View Full Version : Severe psychological trauma can have intergenerational effects

24-08-15, 19:13
Holocaust exposure induced intergenerational effects on FKBP5 methylation:


"BackgroundThe involvement of epigenetic mechanisms in intergenerational transmission of stress effects has been demonstrated in animals but not in humans.

Cytosine methylation within the gene encoding for FK506-binding-protein-5 (FKBP5) was measured in Holocaust survivors (n=32), their adult offspring (n=22), and respective demographically comparable parent (n=8) - offspring (n=9) controls. Cytosine-phosphate-guanine (CpG) sites for analysis were chosen based on their spatial proximity to the intron 7 glucocorticoid-response-elements (GREs).
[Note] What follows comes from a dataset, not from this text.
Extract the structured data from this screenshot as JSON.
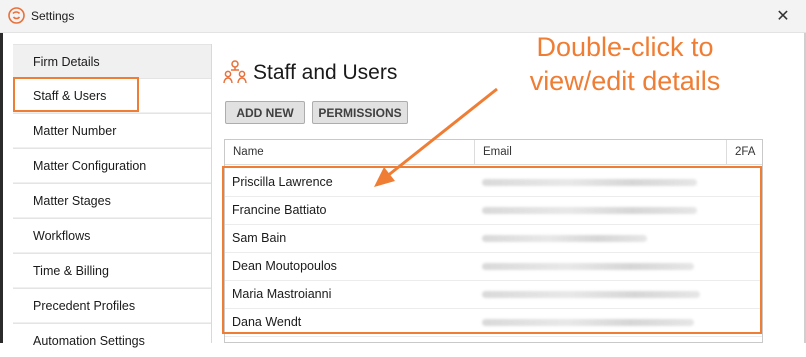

Holocaust exposure had an effect on FKBP5 methylation that was observed in exposed parents (F0) as well in their offspring (F1). These effects were observed at bin 3/site 6. Interestingly, in Holocaust survivors, methylation at this site was higher in comparison to controls, whereas in Holocaust offspring, methylation was lower. F0 and F1 methylation levels were significantly correlated. In contrast to the findings at bin 3/site 6, offspring methylation at bin 2/sites 3-5 associated with childhood physical and sexual abuse in interaction with an FKBP5 risk-allele, previously associated with vulnerability to psychological consequences of childhood adversity. The findings suggest the possibility of site-specificity to environmental influences, as sites in bins 3 and 2 were differentially associated with parental trauma and the offspring’s own childhood trauma, respectively. FKBP5 methylation averaged across the three bins examined, associated with wake-up cortisol levels, indicating functional relevance of the methylation measures.

This is the first demonstration of transmission of pre-conception parental trauma to child associated with epigenetic changes in both generations, providing a potential insight into how severe psychological trauma can have intergenerational effects."